- **PROBLEM STATEMENT**
Among the entries below, which lines include the string "this"? Show each one.

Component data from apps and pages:

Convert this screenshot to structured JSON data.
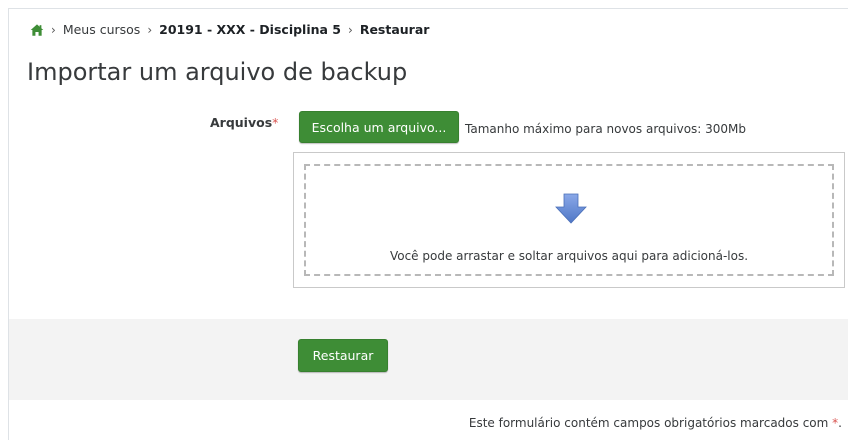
{
  "breadcrumb": {
    "home_icon": "home-icon",
    "items": [
      "Meus cursos",
      "20191 - XXX - Disciplina 5",
      "Restaurar"
    ],
    "separator": "›"
  },
  "page": {
    "title": "Importar um arquivo de backup"
  },
  "form": {
    "files_label": "Arquivos",
    "required_marker": "*",
    "choose_button": "Escolha um arquivo...",
    "max_size": "Tamanho máximo para novos arquivos: 300Mb",
    "drop_icon": "arrow-down-icon",
    "drop_text": "Você pode arrastar e soltar arquivos aqui para adicioná-los.",
    "submit_button": "Restaurar",
    "required_note": "Este formulário contém campos obrigatórios marcados com",
    "required_note_marker": "*",
    "required_note_end": "."
  },
  "colors": {
    "accent_green": "#3e8d36",
    "required_red": "#d9534f",
    "arrow_blue": "#6b8fd6",
    "footer_bg": "#f3f3f3"
  }
}
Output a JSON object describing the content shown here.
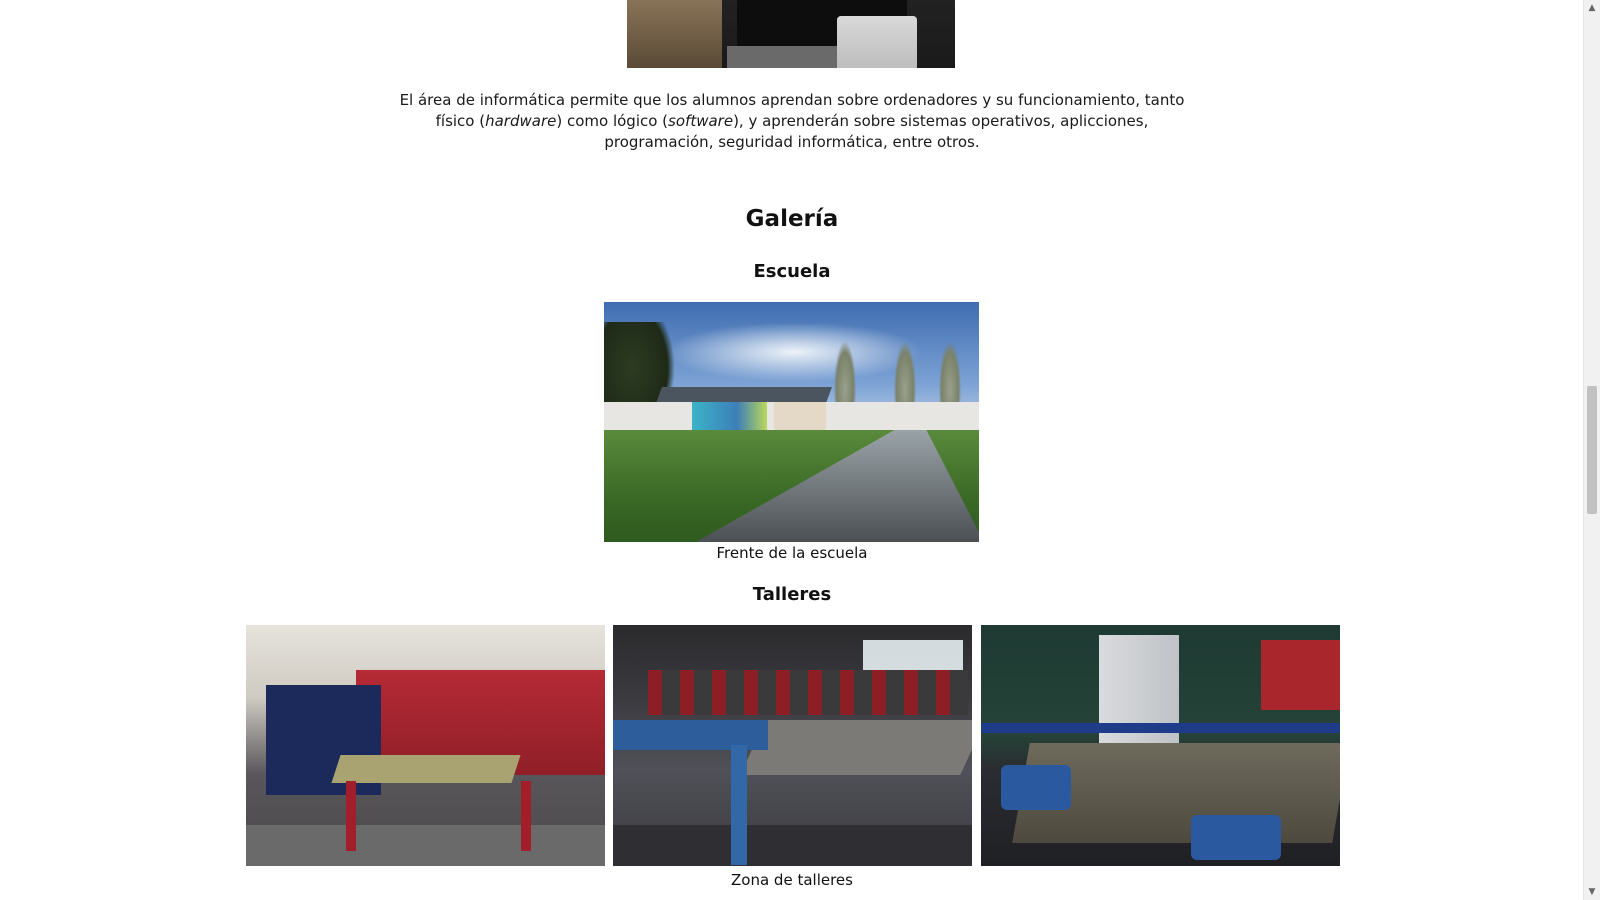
{
  "intro": {
    "part1": "El área de informática permite que los alumnos aprendan sobre ordenadores y su funcionamiento, tanto físico (",
    "hardware": "hardware",
    "part2": ") como lógico (",
    "software": "software",
    "part3": "), y aprenderán sobre sistemas operativos, aplicciones, programación, seguridad informática, entre otros."
  },
  "gallery": {
    "title": "Galería",
    "escuela": {
      "heading": "Escuela",
      "caption": "Frente de la escuela"
    },
    "talleres": {
      "heading": "Talleres",
      "caption": "Zona de talleres"
    }
  },
  "scrollbar": {
    "up_icon": "▲",
    "down_icon": "▼"
  }
}
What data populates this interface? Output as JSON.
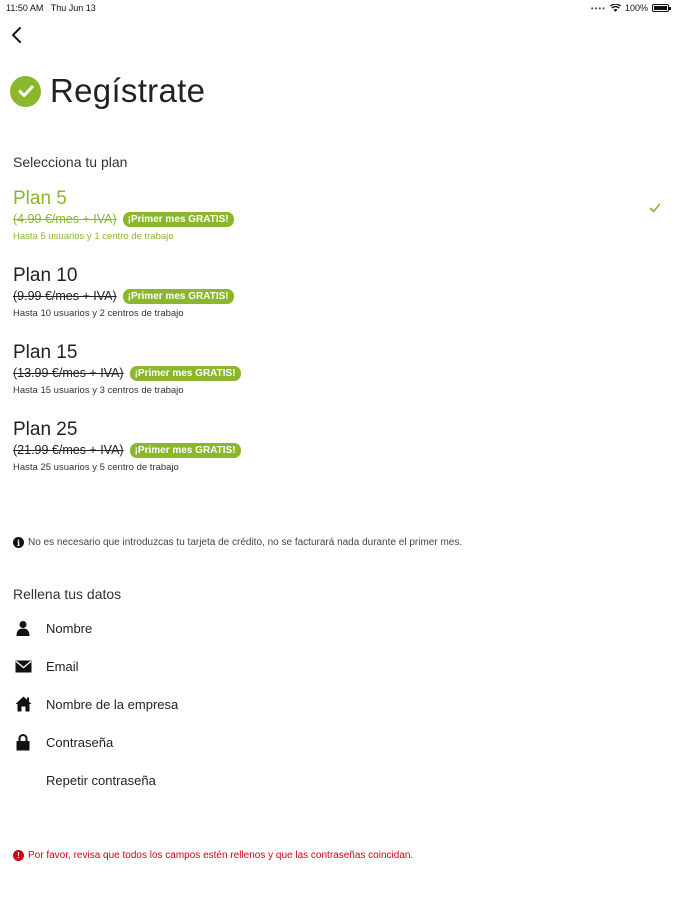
{
  "status_bar": {
    "time": "11:50 AM",
    "date": "Thu Jun 13",
    "battery": "100%"
  },
  "header": {
    "title": "Regístrate"
  },
  "plans_section": {
    "label": "Selecciona tu plan",
    "plans": [
      {
        "name": "Plan 5",
        "price": "(4.99 €/mes + IVA)",
        "badge": "¡Primer mes GRATIS!",
        "desc": "Hasta 5 usuarios y 1 centro de trabajo",
        "selected": true
      },
      {
        "name": "Plan 10",
        "price": "(9.99 €/mes + IVA)",
        "badge": "¡Primer mes GRATIS!",
        "desc": "Hasta 10 usuarios y 2 centros de trabajo",
        "selected": false
      },
      {
        "name": "Plan 15",
        "price": "(13.99 €/mes + IVA)",
        "badge": "¡Primer mes GRATIS!",
        "desc": "Hasta 15 usuarios y 3 centros de trabajo",
        "selected": false
      },
      {
        "name": "Plan 25",
        "price": "(21.99 €/mes + IVA)",
        "badge": "¡Primer mes GRATIS!",
        "desc": "Hasta 25 usuarios y 5 centro de trabajo",
        "selected": false
      }
    ]
  },
  "info_note": "No es necesario que introduzcas tu tarjeta de crédito, no se facturará nada durante el primer mes.",
  "form": {
    "label": "Rellena tus datos",
    "fields": [
      {
        "placeholder": "Nombre",
        "icon": "user-icon"
      },
      {
        "placeholder": "Email",
        "icon": "envelope-icon"
      },
      {
        "placeholder": "Nombre de la empresa",
        "icon": "home-icon"
      },
      {
        "placeholder": "Contraseña",
        "icon": "lock-icon"
      },
      {
        "placeholder": "Repetir contraseña",
        "icon": "none"
      }
    ]
  },
  "error_note": "Por favor, revisa que todos los campos estén rellenos y que las contraseñas coincidan.",
  "colors": {
    "accent": "#8ab72b",
    "error": "#d0021b",
    "text": "#222222"
  }
}
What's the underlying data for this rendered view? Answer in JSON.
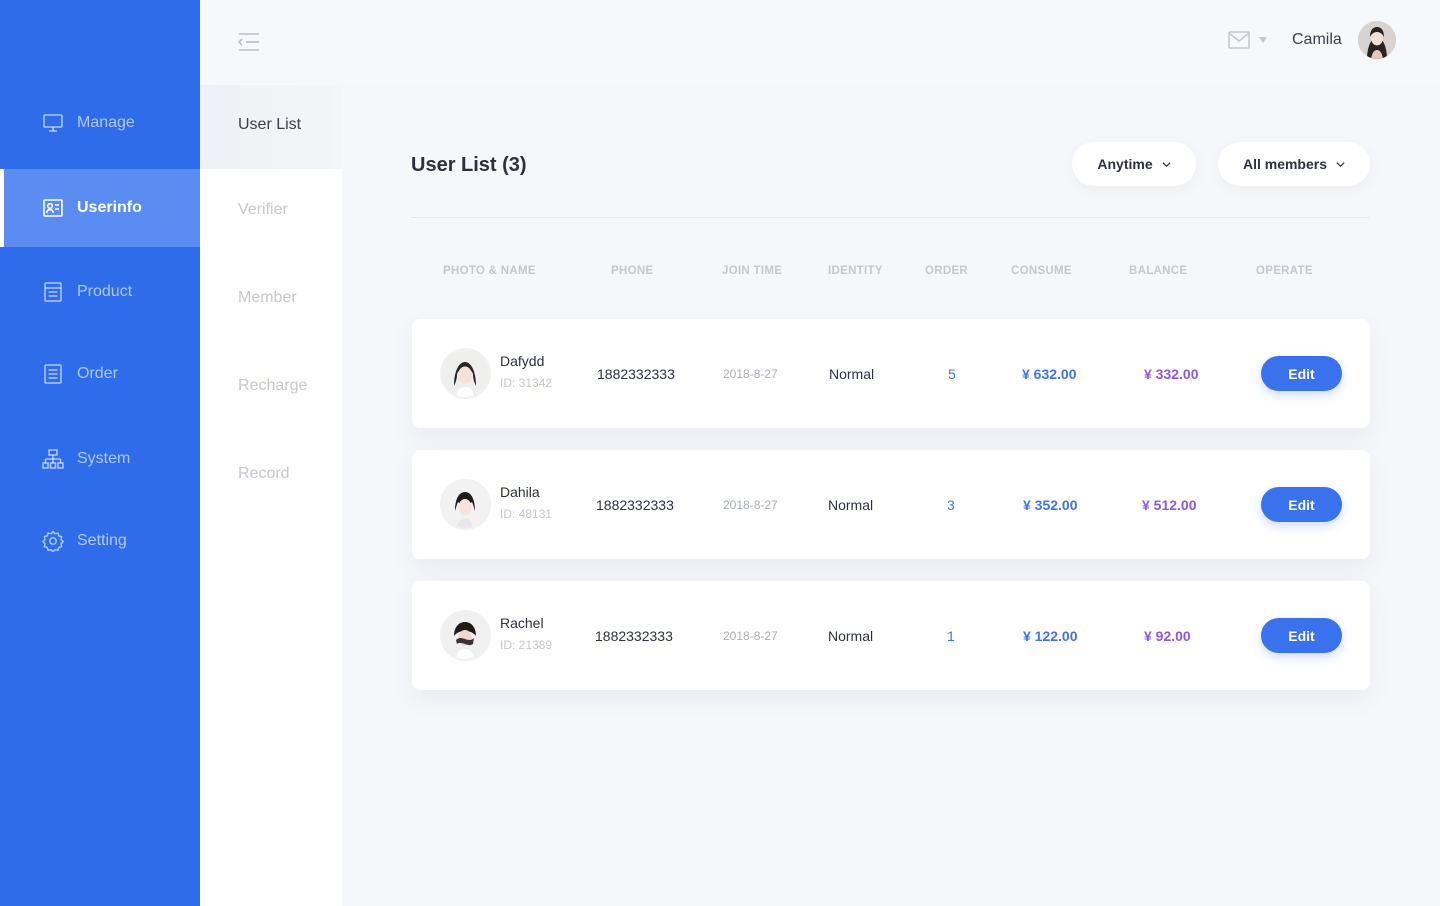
{
  "header": {
    "username": "Camila"
  },
  "sidebar": {
    "items": [
      {
        "label": "Manage",
        "icon": "monitor-icon"
      },
      {
        "label": "Userinfo",
        "icon": "id-card-icon"
      },
      {
        "label": "Product",
        "icon": "document-icon"
      },
      {
        "label": "Order",
        "icon": "list-icon"
      },
      {
        "label": "System",
        "icon": "hierarchy-icon"
      },
      {
        "label": "Setting",
        "icon": "gear-icon"
      }
    ],
    "active": "Userinfo"
  },
  "submenu": {
    "items": [
      "User List",
      "Verifier",
      "Member",
      "Recharge",
      "Record"
    ],
    "active": "User List"
  },
  "main": {
    "title": "User List (3)",
    "filters": {
      "time": "Anytime",
      "members": "All members"
    },
    "columns": [
      "PHOTO & NAME",
      "PHONE",
      "JOIN TIME",
      "IDENTITY",
      "ORDER",
      "CONSUME",
      "BALANCE",
      "OPERATE"
    ],
    "rows": [
      {
        "name": "Dafydd",
        "id": "ID: 31342",
        "phone": "1882332333",
        "join_time": "2018-8-27",
        "identity": "Normal",
        "order": "5",
        "consume": "¥ 632.00",
        "balance": "¥ 332.00",
        "action": "Edit"
      },
      {
        "name": "Dahila",
        "id": "ID: 48131",
        "phone": "1882332333",
        "join_time": "2018-8-27",
        "identity": "Normal",
        "order": "3",
        "consume": "¥ 352.00",
        "balance": "¥ 512.00",
        "action": "Edit"
      },
      {
        "name": "Rachel",
        "id": "ID: 21389",
        "phone": "1882332333",
        "join_time": "2018-8-27",
        "identity": "Normal",
        "order": "1",
        "consume": "¥ 122.00",
        "balance": "¥ 92.00",
        "action": "Edit"
      }
    ]
  },
  "colors": {
    "sidebar": "#2e6ce9",
    "sidebar_active": "#5a8cf2",
    "accent_blue": "#3f73e6",
    "accent_purple": "#8d57e2",
    "button": "#3a72ee"
  }
}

- **SOLUTION**
Convert this screenshot to structured JSON data.
What data populates this interface? Output as JSON.
What's the underlying data for this rendered view? Answer in JSON.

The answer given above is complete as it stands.